Geologists propose theory about a famous asteroid
The asteroid Vesta is the second largest asteroid in our Solar System. With a diameter of about 330 miles, it orbits the sun between the planets Mars and Jupiter.
Asteroids have long played a part in building popular fascination with space. "Marooned off Vesta" was the first story published by American writer Isaac Asimov, the third story he wrote, appearing in the March 1939 issue of the science fiction magazine Amazing Stories.
"When we think of asteroid belts, we probably picture Han Solo maneuvering the millennium falcon through a dense set of irregularly shaped gray rocks in space," Christian Klimczak, associate professor in the Franklin College of Arts and Sciences department of geology. "While most rocks are indeed irregularly shaped and gray, they are far apart and NASA's Dawn spacecraft did not have to maneuver around any other asteroids to reach and explore Vesta."

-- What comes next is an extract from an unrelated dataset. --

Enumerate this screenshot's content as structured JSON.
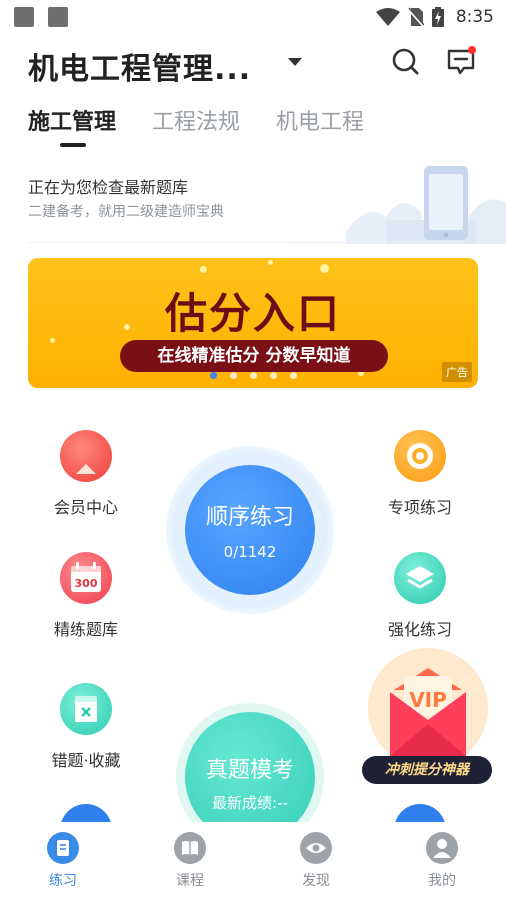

Dawn was the space probe launched by NASA in September 2007 with the mission of studying two of the three known protoplanets of the asteroid belt, Vesta and Ceres.
Vesta, like Earth, is composed of rock in its crust and mantle, and it has an iron core. Because of its large size (for an asteroid) and because Vesta has a crust, mantle and core, it is considered a planetesimal. Planetesimals are building blocks out of which planets form. Earth formed by accretion of several such planetesimals. "Vesta was on the way to becoming an Earth-like planet, too, but planet formation stopped along the way there early in the history of our solar system," Klimczak said. "Therefore, studying Vesta helps us understand the very early days of our planetary neighborhood and how our own planet formed."
Klimczak is co-author on a new study that examines the large-scale troughs and impact basins on Vesta.
What created those giant troughs on Vesta?
Vesta was hit by two other large asteroids which left large impact craters so big they cover most of the southern hemisphere of Vesta. These impacts are thought to have ejected rocky material into space. Some of these rocks reached Earth as meteorites so scientists now have actual rock samples from Vesta to study its geochemistry.
"Rock properties are influenced by environmental conditions like surrounding stresses and the presence of water," said Jupiter Cheng, doctoral candidate in the department of geography and co-author on the study. "Since Vesta is much smaller than Earth, or even the moon, it has a weaker gravity, and rock would deform differently near the surface than what we see on Earth."
According to Cheng, one big question is what triggered the formation of these large troughs. The two troughs are concentric around the two massive impact basins, Rheasilvia and Veneneia, respectively, and widely considered to be simultaneously formed by the impact events, though this assumed age relationship has never been tested before.
"Our work used crater counting methods to explore the relative age of the basins and troughs," Cheng said. Crater counting is a common method for estimating the age of a planet's surface, a method based upon the assumptions that when a piece of planetary surface is new, then it has no impact craters; impact craters accumulate after that at a rate that is assumed known.
"Consequently, counting the number of craters of various sizes in a given area allows us to determine how long they have accumulated and, consequently, how long ago the surface formed," she said. "Our result shows that the troughs and basins have a similar number of the crater of various sizes, indicating they share a similar age. However, the uncertainties associated with the crater counts allow for the troughs to have formed well after the impacts.
The origin of the troughs has long been a point of conjecture within the scientific community. Klimczak hopes their new geologic evidence can promote a more-durable theory about the troughs on Vesta.
The study is published in the September issue of the journal Icarus.
A new theory is proposed in an upcoming paper
"The leading hypothesis suggests that these troughs are fault-bounded valleys with a distinct scarp on each side that together mark the down-drop (sliding) of a block of rock. However, rock can also crack apart and form such troughs, an origin that has not been considered before," said Cheng, who is investigating the origin of the troughs as part of her dissertation at UGA.
"Our calculations also show that Vesta's gravity is not enough to induce surrounding stresses favorable for sliding to occur at shallow depths, instead, the physics shows that rocks there are favored to crack apart," she said. "Therefore, the formation of these troughs must involve the opening of cracks, which is inconsistent with the leading hypothesis in the scientific community. Taken all together, the overall project provides alternatives to the previously proposed trough origin and geological history of Vesta, results that are also important for understanding similar landforms on other small planetary bodies elsewhere in the solar system."